Boarding the boat at Lonsdale Quay, I run into a pair of Daves that I haven’t seen since high school. We exchange hello’s and banter back and forth about what we’re doing with our lives. It has, after all, been many years. “I’m going to school for Broadcast Journalism,” I get to say, feeling fancy, as if my life has some semblance of direction. “Just booked a trip to New York City. Life is good.” D-Mac’s eyes light up like I’ve just mentioned I’ve become a fully trained Jedi Master since we last met.
“New York? Sick! When are you going to be there?”
“Less than two months from now. November.
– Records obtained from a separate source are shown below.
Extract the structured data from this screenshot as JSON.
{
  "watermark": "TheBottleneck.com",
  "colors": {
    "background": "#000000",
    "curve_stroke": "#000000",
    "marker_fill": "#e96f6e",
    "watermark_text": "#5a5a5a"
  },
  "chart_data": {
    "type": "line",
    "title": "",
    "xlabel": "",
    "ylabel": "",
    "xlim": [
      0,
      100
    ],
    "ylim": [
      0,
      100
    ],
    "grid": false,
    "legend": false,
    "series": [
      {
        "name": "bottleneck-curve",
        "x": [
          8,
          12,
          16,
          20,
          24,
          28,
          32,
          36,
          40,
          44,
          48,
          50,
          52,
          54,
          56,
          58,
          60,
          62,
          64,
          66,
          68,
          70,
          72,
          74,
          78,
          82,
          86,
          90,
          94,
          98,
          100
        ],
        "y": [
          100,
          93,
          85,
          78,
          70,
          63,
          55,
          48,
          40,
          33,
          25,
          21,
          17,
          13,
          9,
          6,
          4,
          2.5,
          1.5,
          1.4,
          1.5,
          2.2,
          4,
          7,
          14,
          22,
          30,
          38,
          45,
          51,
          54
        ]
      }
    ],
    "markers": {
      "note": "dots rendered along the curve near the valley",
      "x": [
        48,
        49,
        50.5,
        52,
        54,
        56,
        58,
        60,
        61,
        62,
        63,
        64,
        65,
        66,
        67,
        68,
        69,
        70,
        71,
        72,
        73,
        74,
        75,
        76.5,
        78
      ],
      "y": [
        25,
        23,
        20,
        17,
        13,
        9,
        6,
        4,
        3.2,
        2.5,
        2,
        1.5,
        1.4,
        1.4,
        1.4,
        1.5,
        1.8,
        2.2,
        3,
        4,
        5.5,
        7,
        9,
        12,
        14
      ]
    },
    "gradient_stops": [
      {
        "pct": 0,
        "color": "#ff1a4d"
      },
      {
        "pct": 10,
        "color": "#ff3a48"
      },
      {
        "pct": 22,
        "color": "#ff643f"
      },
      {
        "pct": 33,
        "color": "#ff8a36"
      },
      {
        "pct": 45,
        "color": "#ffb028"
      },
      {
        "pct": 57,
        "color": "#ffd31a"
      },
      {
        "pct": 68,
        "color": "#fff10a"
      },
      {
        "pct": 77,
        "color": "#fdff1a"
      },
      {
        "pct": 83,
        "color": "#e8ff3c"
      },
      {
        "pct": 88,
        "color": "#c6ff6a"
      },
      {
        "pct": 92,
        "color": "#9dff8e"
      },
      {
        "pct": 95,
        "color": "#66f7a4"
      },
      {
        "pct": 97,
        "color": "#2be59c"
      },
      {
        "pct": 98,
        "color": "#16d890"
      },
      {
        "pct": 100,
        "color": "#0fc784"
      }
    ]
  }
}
Around Remembrance Day weekend?”
He tells me he’s waiting on word that his contract has been renewed, and there’s a good chance he’ll be back in NYC by then, working for the United Nations. Pffflllfffflfflllttttssssh — that’s the sound of the air deflating out of my J-school balloon. “Give me a shout before you head east,” he says. “If I’m in the city we should definitely meet up, I’ll show you around.”
“For sure, man! That’d be awesome.” I genuinely mean the words coming out of my mouth, but something in the back of my mind is chipping away at that sincerity. Dave talks about a bar he’s heard about but has never been to that operates like a modern day speakeasy: You phone in a reservation in the early afternoon the day of, and take that reservation to a hotdog stand downtown, where they pass along the night’s secret password. Later that night, you’ll come back to a phone booth near the hotdog stand. Step inside the booth, lift the receiver and speak the correct password, and the back wall of the booth slides open to let you into the club. I like to imagine it having an old-timey brass band, but my mind may have invented that part. Regardless, he wants to use my visit as an excuse to finally check this place out, and the more he talks about it, the more stoked I am to see him again in New York in a few months.
But something’s still not right. As much as I want to pick up passwords from hot dog stands and slip into prohibition-era pubs, a nagging voice in the back of my head tells me none of this will wind up happening. It sounds great in theory, but I haven’t seen D-Mac in what must be four years. This will just amount to being one of those things you talk up with people that seems great in the moment, but never comes through. Impromptu plans have a habit of falling apart. “I’m only going to be in New York for what basically amounts to three and a half days,” my brain starts to rationalize. “I probably won’t have time to catch up with him, and he’ll probably be too busy to want to hang out with me anyway.” As the boat docks at the other side, I keep my pessimism to myself. The Daves head off into the night for a long overdue catch-up of their own, and I walk in the rain to my mystery birthday, all smiles.
In the end, the nagging voice is half-right. I never do use a secret passage or take in a big brass band. But it doesn’t really matter. This proves to be one of the most important conversations I have all year.
COMING UP: In the city that never sleeps, you have to make your dreams come true.